Gorsuch noted that this decision said nothing about locker rooms and bathrooms, for those matters were not raised in this case. But as Justice Alito pointed out, the Court had pronounced any turning away from the transgendered as a wrongful discrimination. ...
What makes the decision all the more disappointing and demoralizing for conservatives is that Justice Gorsuch was the highly celebrated successor to Justice Scalia. He was vetted and heralded as an “Originalist” and a “textualist” by the reigning authorities at the Federalist Society, along with votaries in the Administration. ...

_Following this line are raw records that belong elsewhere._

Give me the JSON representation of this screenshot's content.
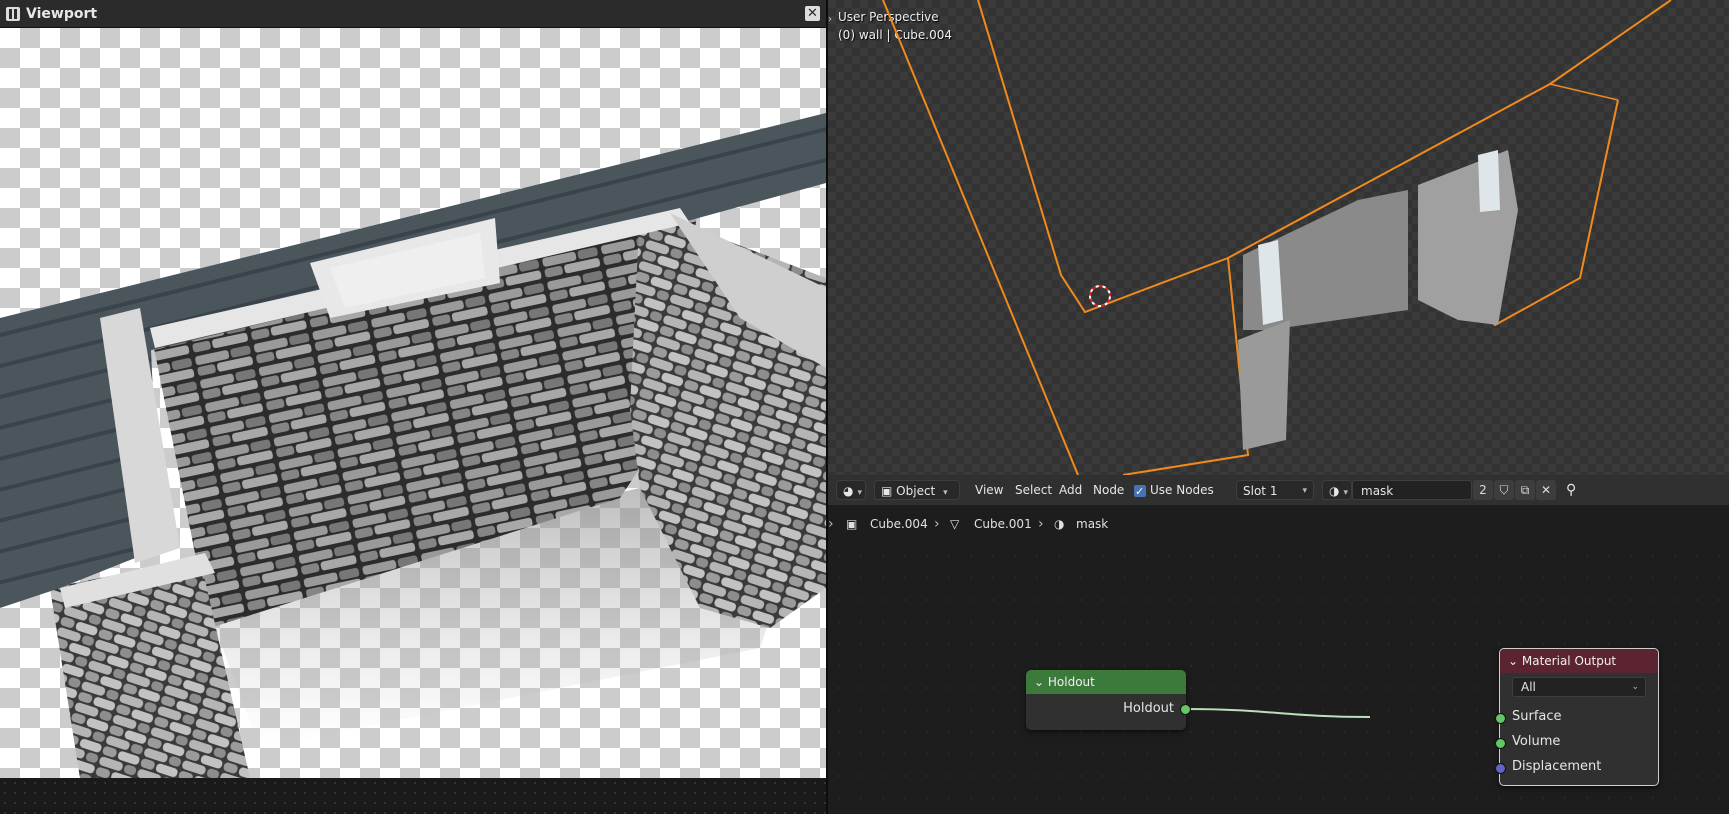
{
  "left_window": {
    "title": "Viewport",
    "close_label": "✕"
  },
  "viewport3d": {
    "perspective_label": "User Perspective",
    "object_label": "(0) wall | Cube.004"
  },
  "node_header": {
    "mode_label": "Object",
    "menus": [
      "View",
      "Select",
      "Add",
      "Node"
    ],
    "use_nodes_label": "Use Nodes",
    "slot_label": "Slot 1",
    "material_name": "mask",
    "user_count": "2"
  },
  "breadcrumb": {
    "object": "Cube.004",
    "mesh": "Cube.001",
    "material": "mask"
  },
  "nodes": {
    "holdout": {
      "title": "Holdout",
      "output": "Holdout",
      "header_color": "#3b7a3b"
    },
    "material_output": {
      "title": "Material Output",
      "target": "All",
      "inputs": [
        "Surface",
        "Volume",
        "Displacement"
      ],
      "header_color": "#5c2330"
    }
  },
  "colors": {
    "selection_orange": "#f08a1c",
    "link_green": "#b9e0b9"
  }
}
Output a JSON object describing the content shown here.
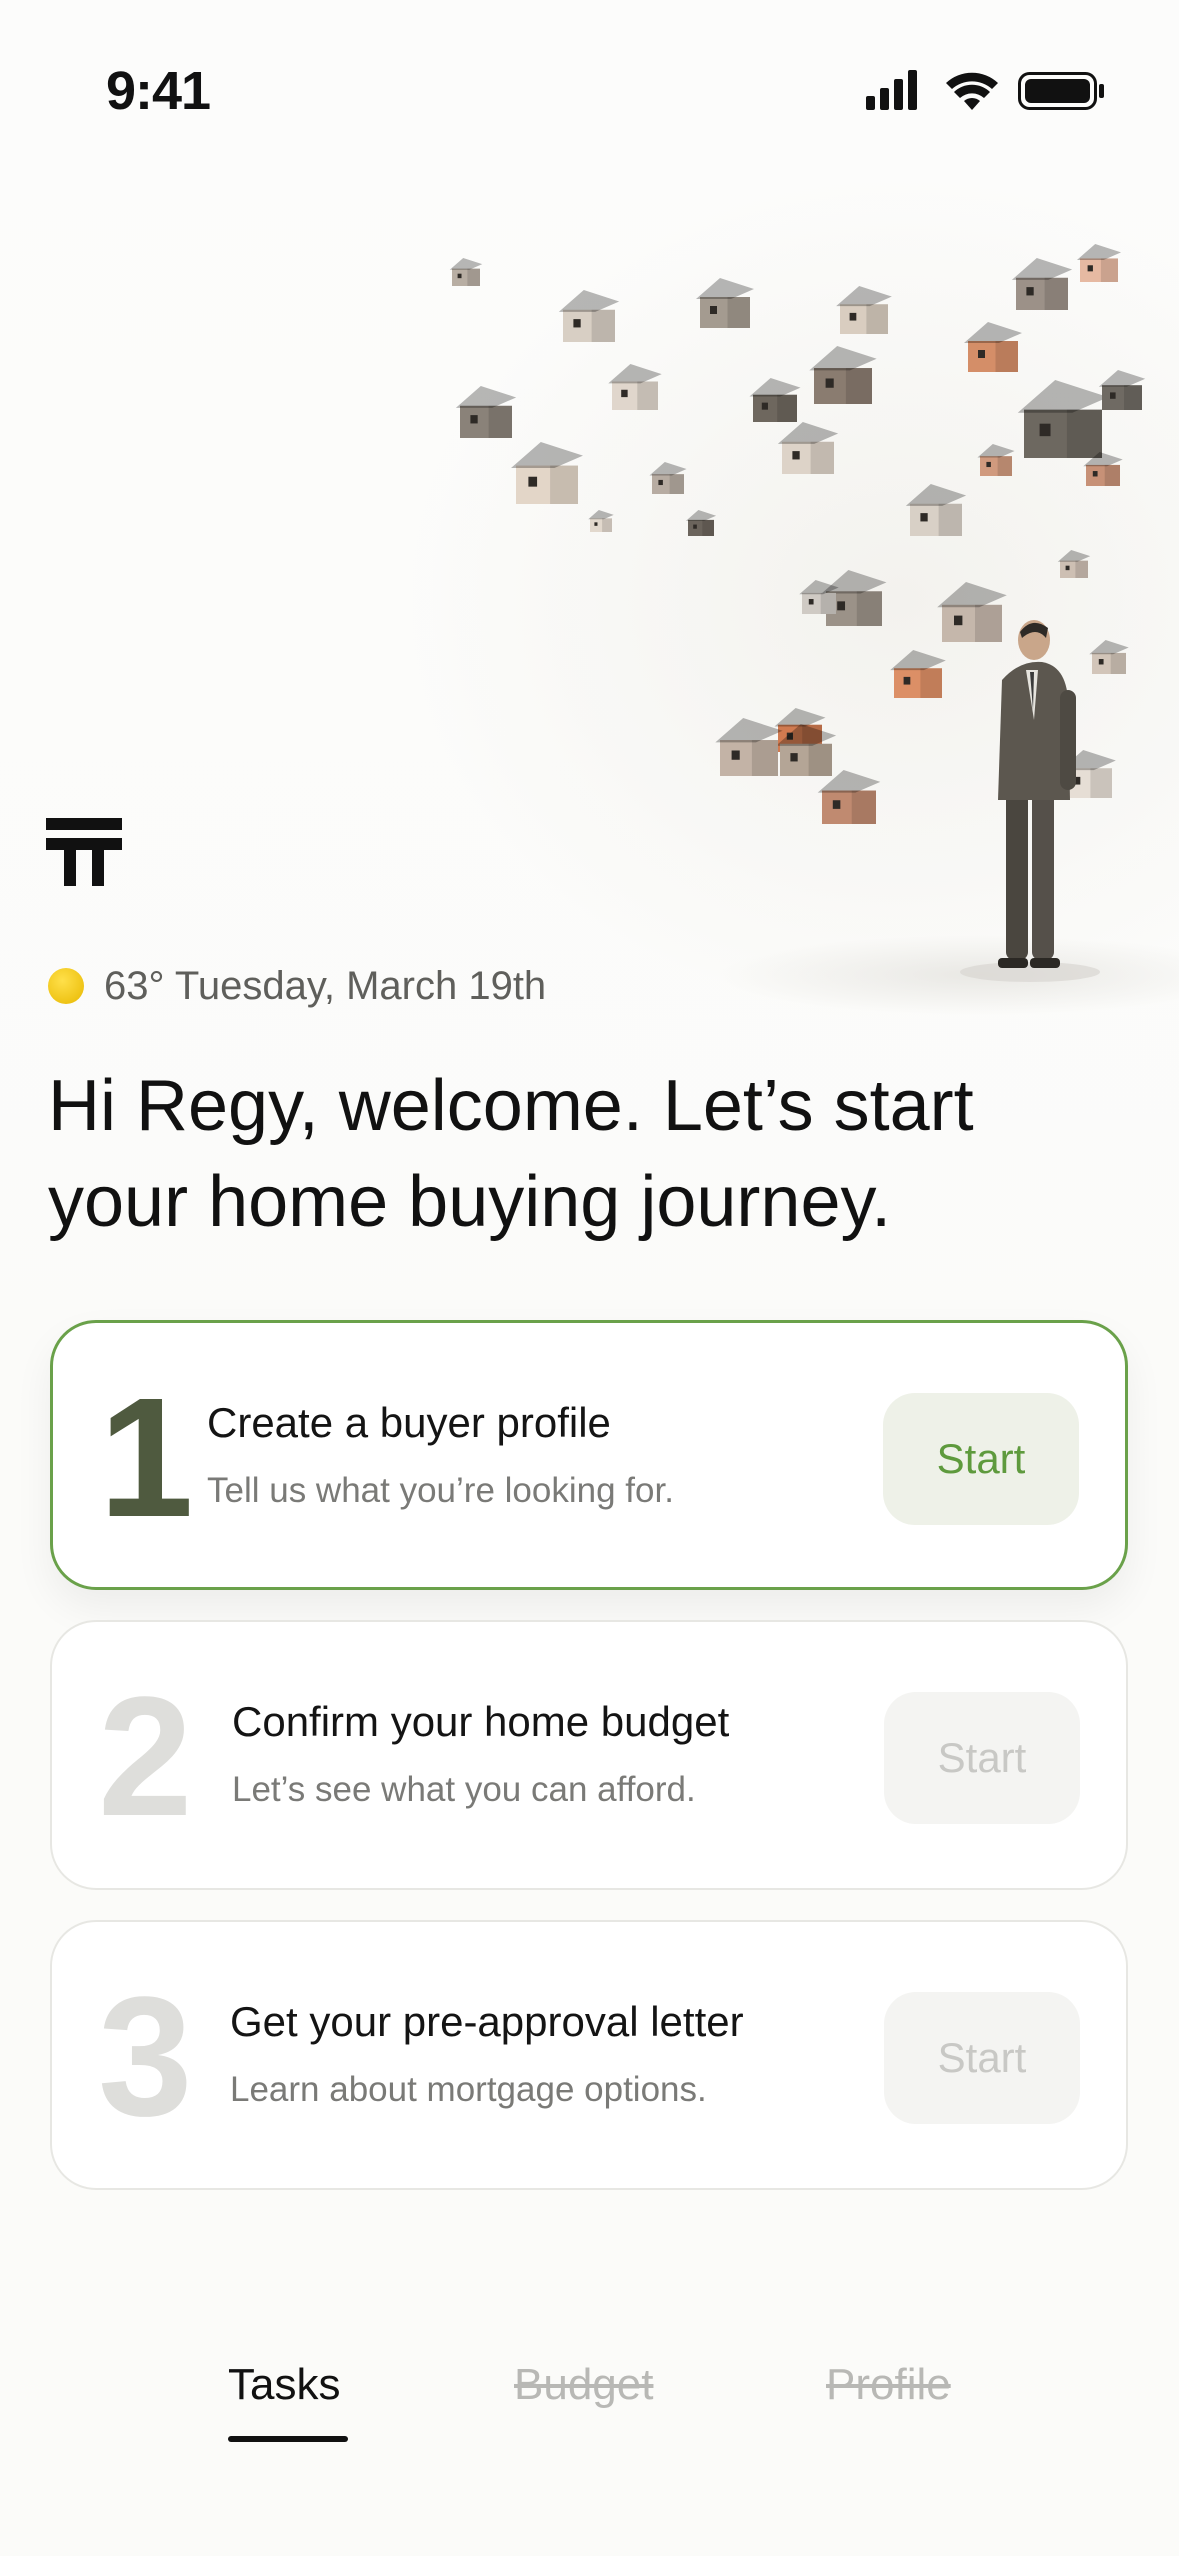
{
  "status_bar": {
    "time": "9:41"
  },
  "weather": {
    "temperature": "63°",
    "date": "Tuesday, March 19th",
    "icon": "sun-icon"
  },
  "greeting": "Hi Regy, welcome. Let’s start your home buying journey.",
  "tasks": [
    {
      "number": "1",
      "title": "Create a buyer profile",
      "subtitle": "Tell us what you’re looking for.",
      "button": "Start",
      "state": "active"
    },
    {
      "number": "2",
      "title": "Confirm your home budget",
      "subtitle": "Let’s see what you can afford.",
      "button": "Start",
      "state": "locked"
    },
    {
      "number": "3",
      "title": "Get your pre-approval letter",
      "subtitle": "Learn about mortgage options.",
      "button": "Start",
      "state": "locked"
    }
  ],
  "tabs": [
    {
      "label": "Tasks",
      "state": "selected"
    },
    {
      "label": "Budget",
      "state": "disabled"
    },
    {
      "label": "Profile",
      "state": "disabled"
    }
  ],
  "colors": {
    "accent": "#6aa14a",
    "active_number": "#4f5a3f",
    "muted": "#dededb"
  }
}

... As Justice Alito pointed out, virtually no one in 1964 could have dreamed that the statute barred those who would have an aversion to the homosexual life or the transgendered. But I warned myself, in an earlier piece, that it just would not do for the conservatives to cite the dictionaries on the meaning of sex in 1964.

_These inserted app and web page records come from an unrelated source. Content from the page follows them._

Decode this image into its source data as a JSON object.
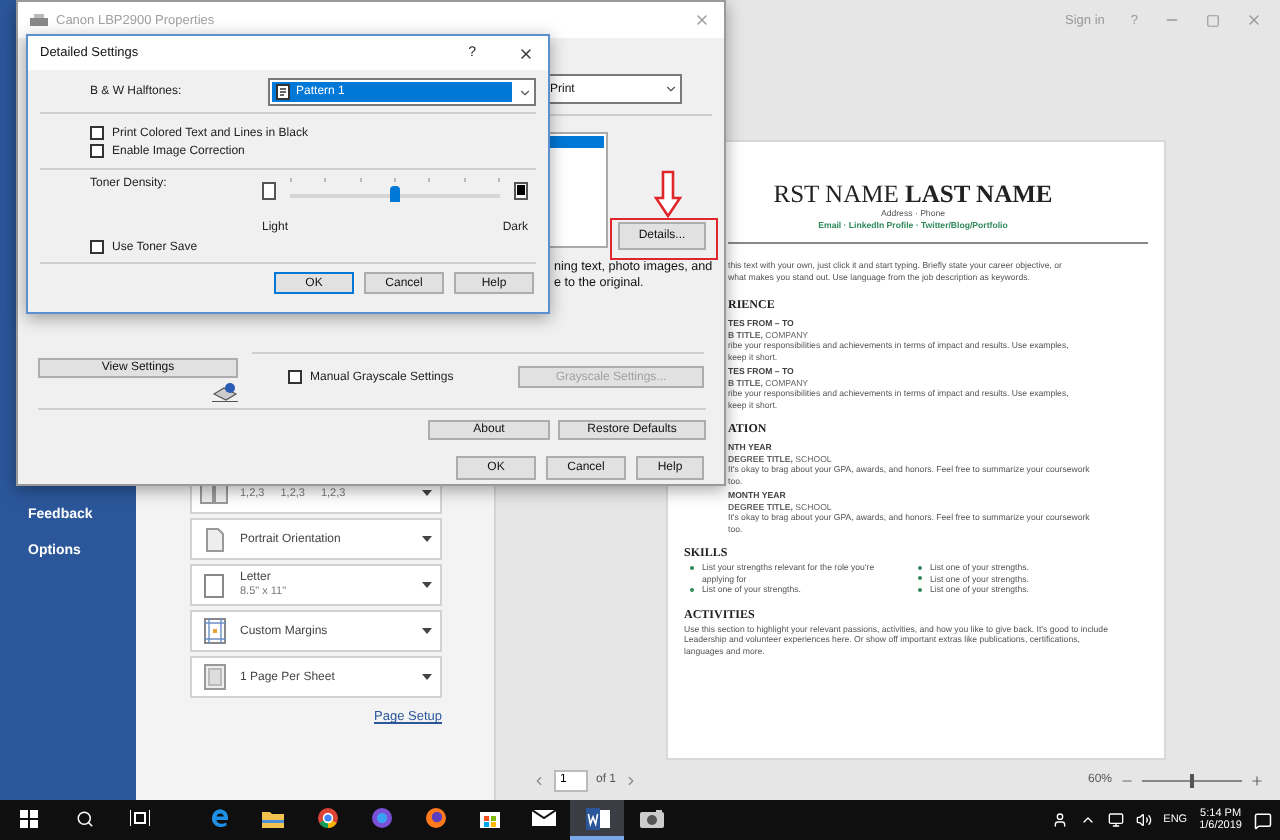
{
  "word": {
    "top_bar": {
      "sign_in": "Sign in",
      "help": "?"
    },
    "sidebar": [
      {
        "label": "Feedback"
      },
      {
        "label": "Options"
      }
    ],
    "print_settings": [
      {
        "kind": "collate",
        "pages": [
          "1,2,3",
          "1,2,3",
          "1,2,3"
        ]
      },
      {
        "kind": "portrait",
        "title": "Portrait Orientation"
      },
      {
        "kind": "paper",
        "title": "Letter",
        "subtitle": "8.5\" x 11\""
      },
      {
        "kind": "margins",
        "title": "Custom Margins"
      },
      {
        "kind": "sheet",
        "title": "1 Page Per Sheet"
      }
    ],
    "page_setup_link": "Page Setup",
    "resume": {
      "name": "RST NAME **LAST NAME**",
      "contact": "Address · Phone",
      "links": "Email · LinkedIn Profile · Twitter/Blog/Portfolio",
      "objective": [
        "this text with your own, just click it and start typing. Briefly state your career objective, or",
        "what makes you stand out. Use language from the job description as keywords."
      ],
      "sections": [
        {
          "kind": "entries",
          "heading": "RIENCE",
          "entries": [
            {
              "date": "TES FROM – TO",
              "title": "**B TITLE,** COMPANY",
              "text": [
                "ribe your responsibilities and achievements in terms of impact and results. Use examples,",
                "keep it short."
              ]
            },
            {
              "date": "TES FROM – TO",
              "title": "**B TITLE,** COMPANY",
              "text": [
                "ribe your responsibilities and achievements in terms of impact and results. Use examples,",
                "keep it short."
              ]
            }
          ]
        },
        {
          "kind": "entries",
          "heading": "ATION",
          "entries": [
            {
              "date": "NTH YEAR",
              "title": "**DEGREE TITLE,** SCHOOL",
              "text": [
                "It's okay to brag about your GPA, awards, and honors. Feel free to summarize your coursework",
                "too."
              ]
            },
            {
              "date": "MONTH YEAR",
              "title": "**DEGREE TITLE,** SCHOOL",
              "text": [
                "It's okay to brag about your GPA, awards, and honors. Feel free to summarize your coursework",
                "too."
              ]
            }
          ]
        },
        {
          "kind": "bullets",
          "heading": "SKILLS",
          "columns": [
            [
              "List your strengths relevant for the role you're applying for",
              "List one of your strengths."
            ],
            [
              "List one of your strengths.",
              "List one of your strengths.",
              "List one of your strengths."
            ]
          ]
        },
        {
          "kind": "paragraph",
          "heading": "ACTIVITIES",
          "text": "Use this section to highlight your relevant passions, activities, and how you like to give back. It's good to include Leadership and volunteer experiences here. Or show off important extras like publications, certifications, languages and more."
        }
      ]
    },
    "page_nav": {
      "page": "1",
      "of": "of 1"
    },
    "zoom": {
      "label": "60%",
      "level": 0.5
    }
  },
  "properties_dialog": {
    "title": "Canon LBP2900 Properties",
    "mode_select": "Print",
    "details_button": "Details...",
    "description_lines": [
      "ning text, photo images, and",
      "e to the original."
    ],
    "view_settings_button": "View Settings",
    "manual_grayscale": {
      "label": "Manual Grayscale Settings",
      "checked": false
    },
    "grayscale_button": {
      "label": "Grayscale Settings...",
      "disabled": true
    },
    "about_button": "About",
    "restore_button": "Restore Defaults",
    "buttons": [
      "OK",
      "Cancel",
      "Help"
    ]
  },
  "detailed_settings": {
    "title": "Detailed Settings",
    "help": "?",
    "halftones": {
      "label": "B & W Halftones:",
      "value": "Pattern 1"
    },
    "checkboxes": [
      {
        "label": "Print Colored Text and Lines in Black",
        "checked": false
      },
      {
        "label": "Enable Image Correction",
        "checked": false
      }
    ],
    "toner_density": {
      "label": "Toner Density:",
      "level": 0.5,
      "min_label": "Light",
      "max_label": "Dark"
    },
    "toner_save": {
      "label": "Use Toner Save",
      "checked": false
    },
    "buttons": [
      "OK",
      "Cancel",
      "Help"
    ]
  },
  "taskbar": {
    "apps": [
      {
        "kind": "edge",
        "selected": false
      },
      {
        "kind": "folder",
        "selected": false
      },
      {
        "kind": "chrome",
        "selected": false
      },
      {
        "kind": "purple",
        "selected": false
      },
      {
        "kind": "firefox",
        "selected": false
      },
      {
        "kind": "store",
        "selected": false
      },
      {
        "kind": "mail",
        "selected": false
      },
      {
        "kind": "word",
        "selected": true
      },
      {
        "kind": "camera",
        "selected": false
      }
    ],
    "language": "ENG",
    "time": "5:14 PM",
    "date": "1/6/2019"
  }
}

... The only way to deal with that argument is to make the move that conservative judges have been so averse to making: to move beyond the text of the statute to those objective truths, confirmed in nature, on the differences that must ever separate males from females.
That was the understanding of “sex” that Justice Alito had in mind as he countered every case and example cited by Gorsuch. ...

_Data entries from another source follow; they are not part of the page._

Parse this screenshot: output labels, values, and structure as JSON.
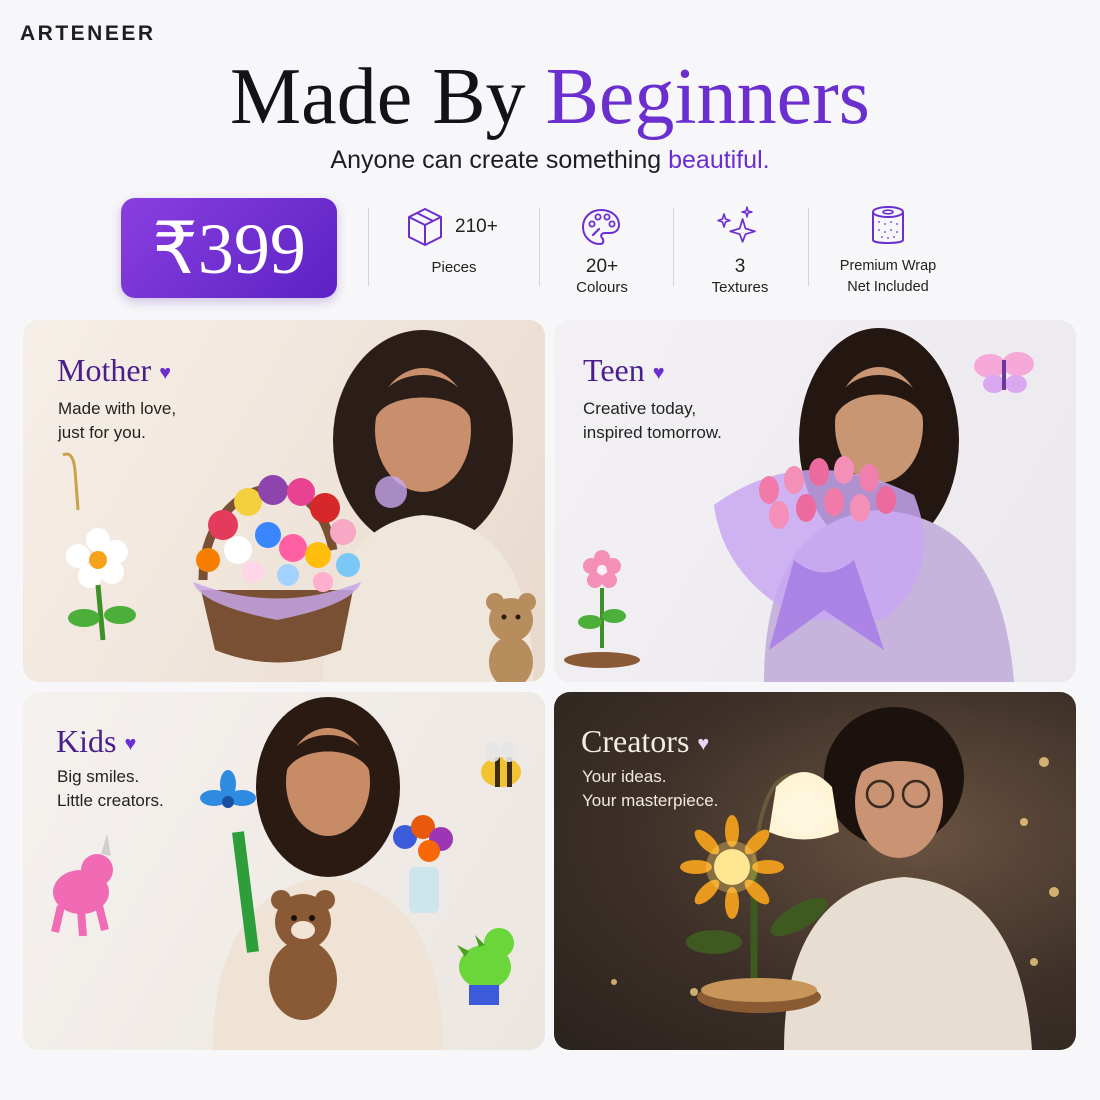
{
  "brand": "ARTENEER",
  "headline": {
    "part1": "Made By ",
    "part2": "Beginners"
  },
  "subheadline": {
    "part1": "Anyone can create something ",
    "part2": "beautiful."
  },
  "price": "₹399",
  "stats": [
    {
      "value": "210+",
      "label": "Pieces",
      "icon": "box-icon"
    },
    {
      "value": "20+",
      "label": "Colours",
      "icon": "palette-icon"
    },
    {
      "value": "3",
      "label": "Textures",
      "icon": "sparkle-icon"
    },
    {
      "value": "Premium Wrap",
      "label": "Net Included",
      "icon": "roll-icon"
    }
  ],
  "cards": {
    "mother": {
      "title": "Mother",
      "line1": "Made with love,",
      "line2": "just for you."
    },
    "teen": {
      "title": "Teen",
      "line1": "Creative today,",
      "line2": "inspired tomorrow."
    },
    "kids": {
      "title": "Kids",
      "line1": "Big smiles.",
      "line2": "Little creators."
    },
    "creators": {
      "title": "Creators",
      "line1": "Your ideas.",
      "line2": "Your masterpiece."
    }
  },
  "colors": {
    "accent": "#6b2fd0",
    "priceBg": "#7a35d8",
    "darkCard": "#3d3028"
  }
}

These judges all went to the very best schools. And those schools indoctrinated them into the public orthodoxy of skepticism. Or at least taught them that they could not openly oppose that public orthodoxy. They accepted terms of debate--"originalism" and "textualism"--that guaranteed their ultimate defeat.
Ryan Anderson, drawing on the full range of texts in biology, condensed the truth of the matter in this way: “Sex, in terms of male or female, is identified by the organization of the organism for sexually reproductive acts.” The Congregation for the Doctrine of Faith noted years ago that there has not always been an Italy or Hungary, but as long as there are human beings, there will be males and females. That is the purpose, or the telos, or the very reason that we have males and females. This was the understanding that Justice Alito was seeking so artfully to defend. But he defended it entirely as the meaning of sex contained in a long list of statutes and the Constitution. What he could not quite move himself to say was that this was indeed the inescapable truth of the matter, the only coherent way of explaining what sex must really mean. There is something, in the shaping of conservative judges, that makes them deeply reluctant to make that move beyond “tradition” and statutes to the moral truth of the matter.
Our friend Carrie Severino declared that this decision by Gorsuch was “the highjacking of textualism.” But it was there to be hijacked by the liberals—along with anyone else—because it had no anchoring truth. She is left then to explain this: Gorsuch was recruited and vetted—and endorsed—by the most credentialed spokesmen for “textualism.” How did they not manage to see that his principles offered no barrier to this kind of judgment? What was it they neglected to ask him?
In the aftermath of the wreckage, as we start assembling the pieces, we discover that we have now Originalists who defend the rights to abortion, same-sex marriage, and transgenderism, while others have long resisted these moral novelties. But if Originalism is divided on questions of this kind, is it indecorous to pronounce the plain truth?: That Originalism indeed has nothing to say on matters of real consequence. It is a morally empty jurisprudence. ...
Hadley Arkes is the Ney Professor of Jurisprudence Emeritus at Amherst College and the Founder/Director of the James Wilson Institute on Natural Rights & the American Founding in Washington, D.C. He was an architect of the Born-Alive Infants' Protection Act of 2002, and of the sequel, the Born-Alive Abortion Survivors Protection Act. Among his books is, most notably, First Things (1986).